- You’re going to visit an account – when you log an “Intro Visit” note in the system, the status of the Prospect Account automatically changes to “assessment”.
- The client fits the basic criteria, so you open an Opportunity for this Account. You call the client to set an appointment to show your products, and log the appointment in your SalesForce.com calendar. This activity automatically updates the Opportunity status to “Demo”.
- The system automatically sends an email to the prospect confirming the appointment and a reminder email one day before the appointment.
- Your boss checks how much business you’re bringing in by running a report by opportunity status. He may call to confirm, but the call is shorter since he has all that info available at his fingertips.

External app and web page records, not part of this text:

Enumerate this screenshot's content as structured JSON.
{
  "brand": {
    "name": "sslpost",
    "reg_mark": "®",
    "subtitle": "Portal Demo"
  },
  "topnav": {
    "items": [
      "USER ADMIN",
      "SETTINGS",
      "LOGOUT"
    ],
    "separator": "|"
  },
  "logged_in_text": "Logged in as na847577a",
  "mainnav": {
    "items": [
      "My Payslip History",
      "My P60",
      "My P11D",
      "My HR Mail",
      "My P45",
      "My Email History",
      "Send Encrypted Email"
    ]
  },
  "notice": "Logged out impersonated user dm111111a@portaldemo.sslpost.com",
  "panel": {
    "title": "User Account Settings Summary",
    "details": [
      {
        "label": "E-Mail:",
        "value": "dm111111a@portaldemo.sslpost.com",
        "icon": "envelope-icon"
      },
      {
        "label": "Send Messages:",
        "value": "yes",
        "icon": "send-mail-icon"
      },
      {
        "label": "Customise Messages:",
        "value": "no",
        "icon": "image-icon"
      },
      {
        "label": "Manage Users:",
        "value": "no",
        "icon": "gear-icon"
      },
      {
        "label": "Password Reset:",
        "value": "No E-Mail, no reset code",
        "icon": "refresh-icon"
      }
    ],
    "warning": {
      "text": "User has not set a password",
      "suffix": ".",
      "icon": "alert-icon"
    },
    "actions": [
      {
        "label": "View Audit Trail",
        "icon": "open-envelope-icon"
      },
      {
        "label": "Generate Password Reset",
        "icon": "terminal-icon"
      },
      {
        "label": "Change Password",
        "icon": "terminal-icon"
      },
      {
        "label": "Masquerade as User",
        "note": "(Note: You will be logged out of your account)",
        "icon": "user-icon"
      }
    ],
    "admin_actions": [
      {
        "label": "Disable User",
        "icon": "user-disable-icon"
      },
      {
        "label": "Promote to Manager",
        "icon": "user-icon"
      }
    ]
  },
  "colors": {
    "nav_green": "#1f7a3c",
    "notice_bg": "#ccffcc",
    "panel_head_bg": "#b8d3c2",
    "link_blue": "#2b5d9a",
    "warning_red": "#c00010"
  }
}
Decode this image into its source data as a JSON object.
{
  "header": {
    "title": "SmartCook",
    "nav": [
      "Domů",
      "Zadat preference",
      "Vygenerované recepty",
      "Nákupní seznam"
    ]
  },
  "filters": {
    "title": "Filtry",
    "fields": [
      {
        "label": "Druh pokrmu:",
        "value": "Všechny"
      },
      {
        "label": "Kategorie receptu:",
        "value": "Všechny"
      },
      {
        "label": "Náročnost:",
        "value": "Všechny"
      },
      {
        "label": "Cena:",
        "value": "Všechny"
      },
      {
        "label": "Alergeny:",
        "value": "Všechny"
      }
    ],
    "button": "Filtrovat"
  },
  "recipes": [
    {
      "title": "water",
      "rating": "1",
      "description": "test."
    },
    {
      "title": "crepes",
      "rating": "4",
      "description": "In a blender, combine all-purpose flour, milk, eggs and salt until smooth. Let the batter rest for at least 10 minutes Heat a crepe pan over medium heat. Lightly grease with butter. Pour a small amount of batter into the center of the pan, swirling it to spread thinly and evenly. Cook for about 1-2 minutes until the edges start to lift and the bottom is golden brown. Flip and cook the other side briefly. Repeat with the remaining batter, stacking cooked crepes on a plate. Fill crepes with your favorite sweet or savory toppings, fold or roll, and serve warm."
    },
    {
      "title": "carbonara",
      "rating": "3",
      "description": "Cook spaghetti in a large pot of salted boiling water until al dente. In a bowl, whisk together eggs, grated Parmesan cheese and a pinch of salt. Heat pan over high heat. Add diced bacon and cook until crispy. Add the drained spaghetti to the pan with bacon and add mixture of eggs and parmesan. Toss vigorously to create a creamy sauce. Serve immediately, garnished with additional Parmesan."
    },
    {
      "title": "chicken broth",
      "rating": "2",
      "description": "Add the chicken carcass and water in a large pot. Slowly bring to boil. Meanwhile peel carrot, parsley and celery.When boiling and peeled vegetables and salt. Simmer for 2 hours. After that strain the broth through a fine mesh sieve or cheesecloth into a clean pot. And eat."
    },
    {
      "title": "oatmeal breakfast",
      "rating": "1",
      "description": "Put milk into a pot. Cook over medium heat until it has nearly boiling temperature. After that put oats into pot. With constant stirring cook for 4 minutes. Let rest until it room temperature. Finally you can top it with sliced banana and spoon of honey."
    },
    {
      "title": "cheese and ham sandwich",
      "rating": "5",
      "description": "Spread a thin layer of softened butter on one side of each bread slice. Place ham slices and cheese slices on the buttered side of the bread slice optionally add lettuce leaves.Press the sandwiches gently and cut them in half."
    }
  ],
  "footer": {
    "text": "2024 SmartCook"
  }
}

- The appointment goes great! You email a contract to the client. They sign it and send it back via fax. The fax automatically uploads the contract in Salesforce and attaches it to the Opportunity and Account. The fax triggers an automatic update to the opportunity status to “Closed-Won”.
- Your contract group processes the contract and approves the paperwork, triggers a “thank you for your business” email to the client. You get a Salesforce.com notification that the deal is accepted. You call the client to add a personal thanks. You generate your own report to check against the commission report to make sure your paid for all your Closed-Won deals.
Salesforce.com makes it easier to get a top performance out of your sales process. The right tools make a big difference. You can even customize your process to match a specific commercial selling process. Fill in Blue Sheets for each Opportunity. Access your Call Plan before each call. You can customize Saleforce.com to specific methodologies without apps, but here are some that make customization a bit easier.
SalesForce Training is North America’s premier salesforce training company, focusing on Salesforce.com training, support, and implementation, as well as soft skills training in all areas of tactical selling, strategic selling, territory management and coaching skills for sales managers.